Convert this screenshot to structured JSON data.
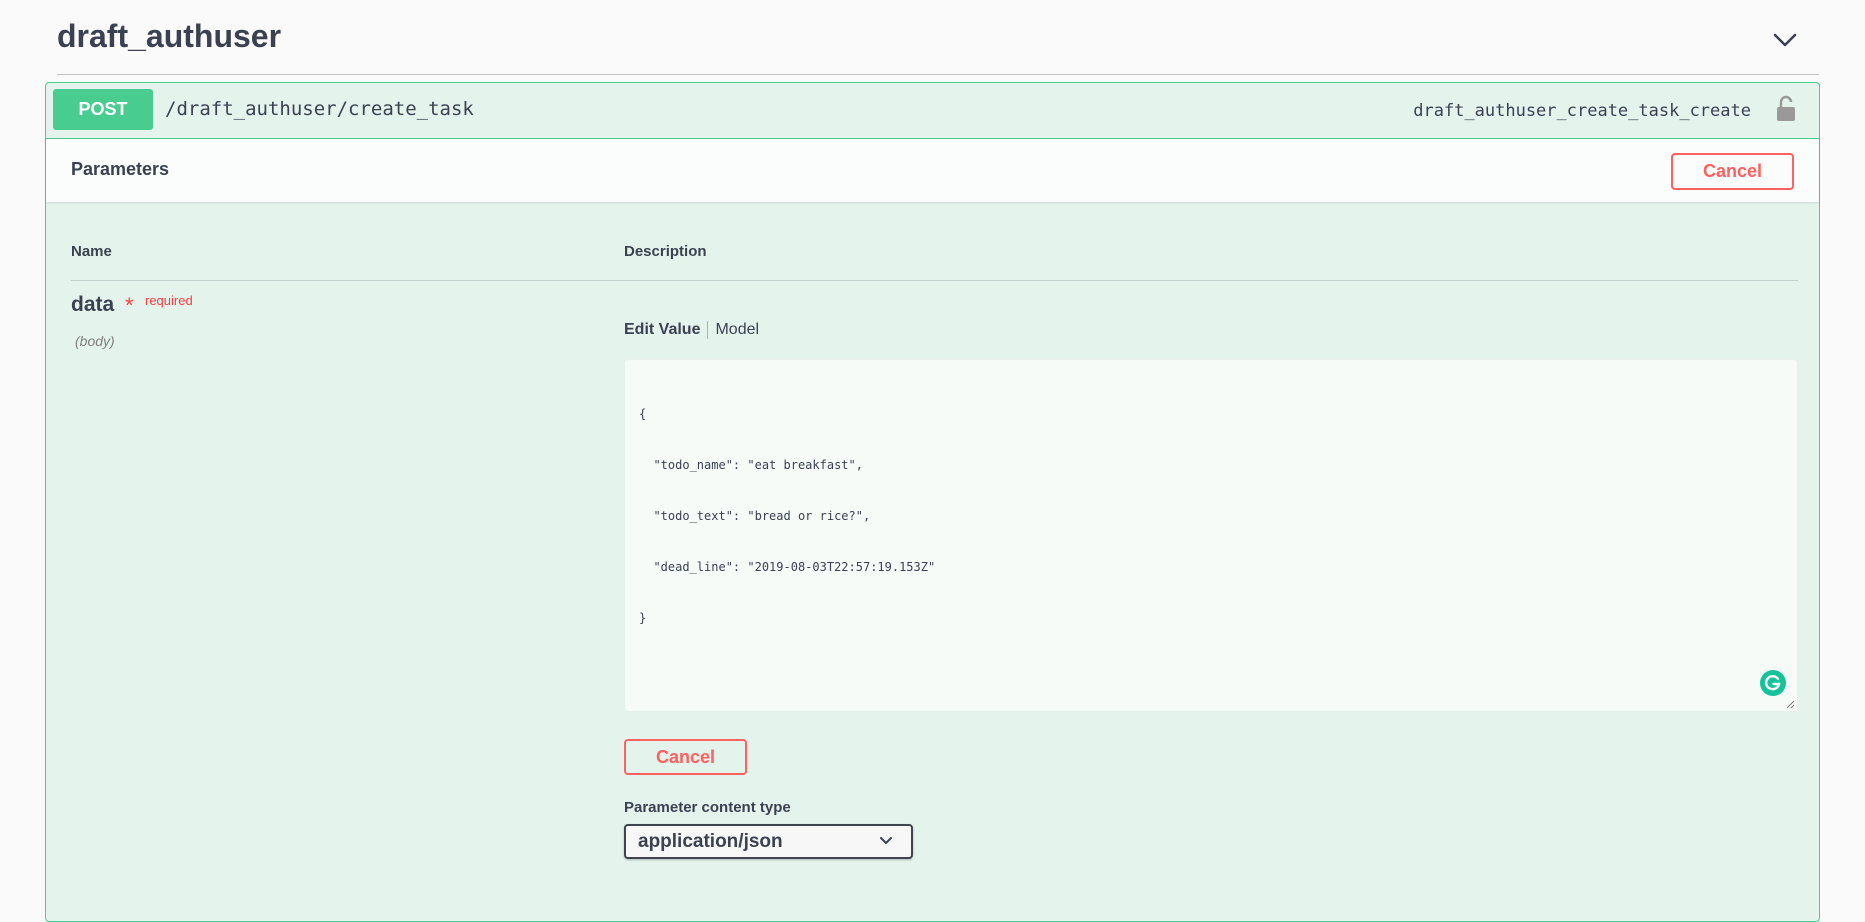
{
  "tag": {
    "title": "draft_authuser",
    "collapse_icon": "chevron-down-icon"
  },
  "operation": {
    "method": "POST",
    "path": "/draft_authuser/create_task",
    "operation_id": "draft_authuser_create_task_create",
    "lock_icon": "unlocked-padlock-icon",
    "colors": {
      "method_badge": "#49cc90",
      "block_background": "#e8f6f0",
      "cancel": "#ff6060",
      "required": "#f93e3e"
    }
  },
  "parameters": {
    "section_title": "Parameters",
    "cancel_label": "Cancel",
    "columns": {
      "name": "Name",
      "description": "Description"
    },
    "items": [
      {
        "name": "data",
        "required_mark": "*",
        "required_label": "required",
        "location": "(body)",
        "tabs": {
          "edit_value": "Edit Value",
          "model": "Model"
        },
        "body_lines": [
          "{",
          "  \"todo_name\": \"eat breakfast\",",
          "  \"todo_text\": \"bread or rice?\",",
          "  \"dead_line\": \"2019-08-03T22:57:19.153Z\"",
          "}"
        ],
        "editor_icon": "grammarly-icon"
      }
    ],
    "bottom_cancel_label": "Cancel",
    "content_type": {
      "label": "Parameter content type",
      "selected": "application/json"
    }
  }
}
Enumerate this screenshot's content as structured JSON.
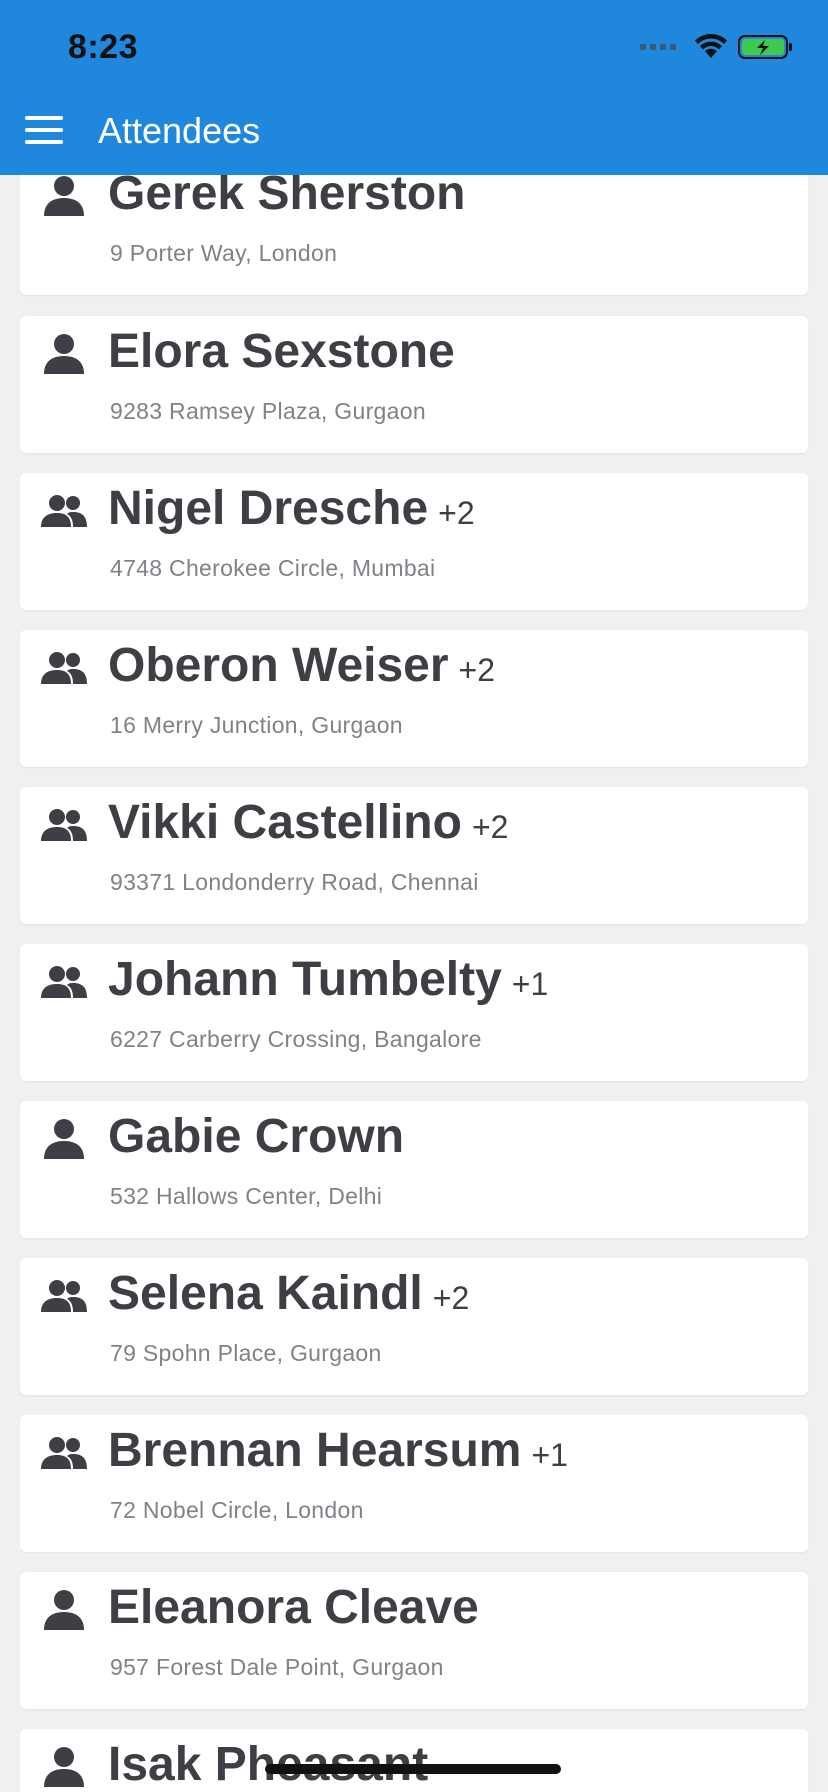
{
  "status_bar": {
    "time": "8:23"
  },
  "header": {
    "title": "Attendees",
    "menu_icon": "hamburger-menu-icon",
    "background_color": "#1f88dc"
  },
  "attendees": [
    {
      "name": "Gerek Sherston",
      "guests": "",
      "address": "9 Porter Way, London",
      "icon": "single-person-icon"
    },
    {
      "name": "Elora Sexstone",
      "guests": "",
      "address": "9283 Ramsey Plaza, Gurgaon",
      "icon": "single-person-icon"
    },
    {
      "name": "Nigel Dresche",
      "guests": "+2",
      "address": "4748 Cherokee Circle, Mumbai",
      "icon": "group-icon"
    },
    {
      "name": "Oberon Weiser",
      "guests": "+2",
      "address": "16 Merry Junction, Gurgaon",
      "icon": "group-icon"
    },
    {
      "name": "Vikki Castellino",
      "guests": "+2",
      "address": "93371 Londonderry Road, Chennai",
      "icon": "group-icon"
    },
    {
      "name": "Johann Tumbelty",
      "guests": "+1",
      "address": "6227 Carberry Crossing, Bangalore",
      "icon": "group-icon"
    },
    {
      "name": "Gabie Crown",
      "guests": "",
      "address": "532 Hallows Center, Delhi",
      "icon": "single-person-icon"
    },
    {
      "name": "Selena Kaindl",
      "guests": "+2",
      "address": "79 Spohn Place, Gurgaon",
      "icon": "group-icon"
    },
    {
      "name": "Brennan Hearsum",
      "guests": "+1",
      "address": "72 Nobel Circle, London",
      "icon": "group-icon"
    },
    {
      "name": "Eleanora Cleave",
      "guests": "",
      "address": "957 Forest Dale Point, Gurgaon",
      "icon": "single-person-icon"
    },
    {
      "name": "Isak Pheasant",
      "guests": "",
      "address": "",
      "icon": "single-person-icon"
    }
  ]
}
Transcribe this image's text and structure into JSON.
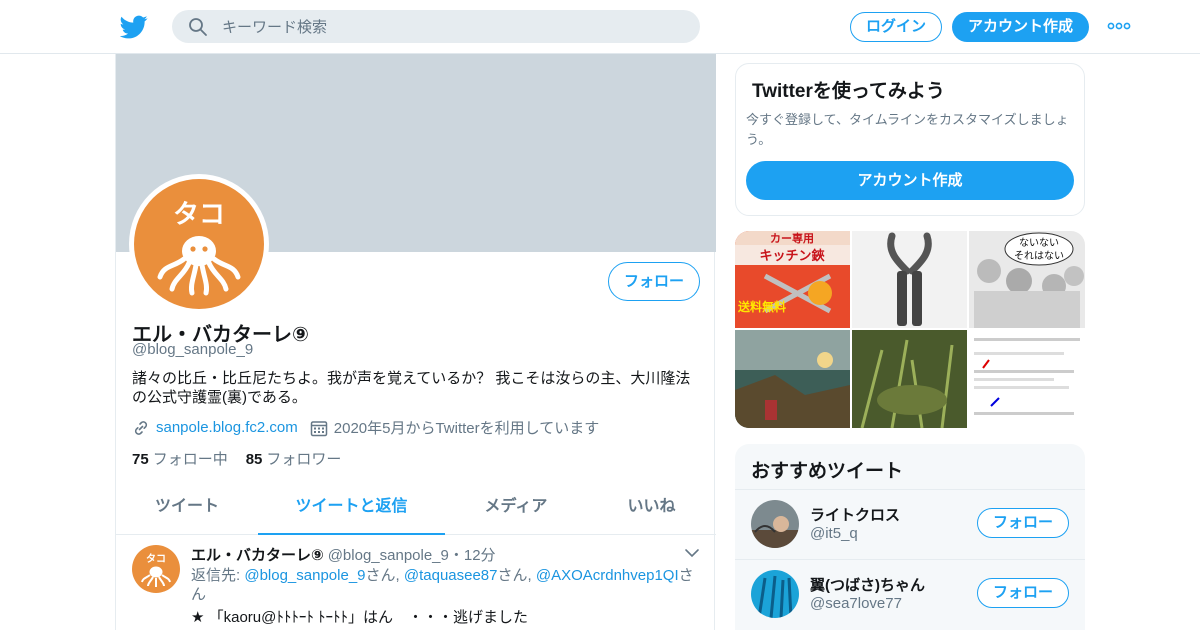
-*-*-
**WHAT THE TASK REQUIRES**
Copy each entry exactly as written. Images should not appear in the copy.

**SOLUTION TO THE PROBLEM**
Convert this screenshot to structured JSON data.
{
  "tag": {
    "title": "draft_authuser",
    "collapse_icon": "chevron-down-icon"
  },
  "operation": {
    "method": "POST",
    "path": "/draft_authuser/create_task",
    "operation_id": "draft_authuser_create_task_create",
    "lock_icon": "unlocked-padlock-icon",
    "colors": {
      "method_badge": "#49cc90",
      "block_background": "#e8f6f0",
      "cancel": "#ff6060",
      "required": "#f93e3e"
    }
  },
  "parameters": {
    "section_title": "Parameters",
    "cancel_label": "Cancel",
    "columns": {
      "name": "Name",
      "description": "Description"
    },
    "items": [
      {
        "name": "data",
        "required_mark": "*",
        "required_label": "required",
        "location": "(body)",
        "tabs": {
          "edit_value": "Edit Value",
          "model": "Model"
        },
        "body_lines": [
          "{",
          "  \"todo_name\": \"eat breakfast\",",
          "  \"todo_text\": \"bread or rice?\",",
          "  \"dead_line\": \"2019-08-03T22:57:19.153Z\"",
          "}"
        ],
        "editor_icon": "grammarly-icon"
      }
    ],
    "bottom_cancel_label": "Cancel",
    "content_type": {
      "label": "Parameter content type",
      "selected": "application/json"
    }
  }
}
Enumerate this screenshot's content as structured JSON.
{
  "status_bar": {
    "time": "8:23"
  },
  "header": {
    "title": "Attendees",
    "menu_icon": "hamburger-menu-icon",
    "background_color": "#1f88dc"
  },
  "attendees": [
    {
      "name": "Gerek Sherston",
      "guests": "",
      "address": "9 Porter Way, London",
      "icon": "single-person-icon"
    },
    {
      "name": "Elora Sexstone",
      "guests": "",
      "address": "9283 Ramsey Plaza, Gurgaon",
      "icon": "single-person-icon"
    },
    {
      "name": "Nigel Dresche",
      "guests": "+2",
      "address": "4748 Cherokee Circle, Mumbai",
      "icon": "group-icon"
    },
    {
      "name": "Oberon Weiser",
      "guests": "+2",
      "address": "16 Merry Junction, Gurgaon",
      "icon": "group-icon"
    },
    {
      "name": "Vikki Castellino",
      "guests": "+2",
      "address": "93371 Londonderry Road, Chennai",
      "icon": "group-icon"
    },
    {
      "name": "Johann Tumbelty",
      "guests": "+1",
      "address": "6227 Carberry Crossing, Bangalore",
      "icon": "group-icon"
    },
    {
      "name": "Gabie Crown",
      "guests": "",
      "address": "532 Hallows Center, Delhi",
      "icon": "single-person-icon"
    },
    {
      "name": "Selena Kaindl",
      "guests": "+2",
      "address": "79 Spohn Place, Gurgaon",
      "icon": "group-icon"
    },
    {
      "name": "Brennan Hearsum",
      "guests": "+1",
      "address": "72 Nobel Circle, London",
      "icon": "group-icon"
    },
    {
      "name": "Eleanora Cleave",
      "guests": "",
      "address": "957 Forest Dale Point, Gurgaon",
      "icon": "single-person-icon"
    },
    {
      "name": "Isak Pheasant",
      "guests": "",
      "address": "",
      "icon": "single-person-icon"
    }
  ]
}
Transcribe this image's text and structure into JSON.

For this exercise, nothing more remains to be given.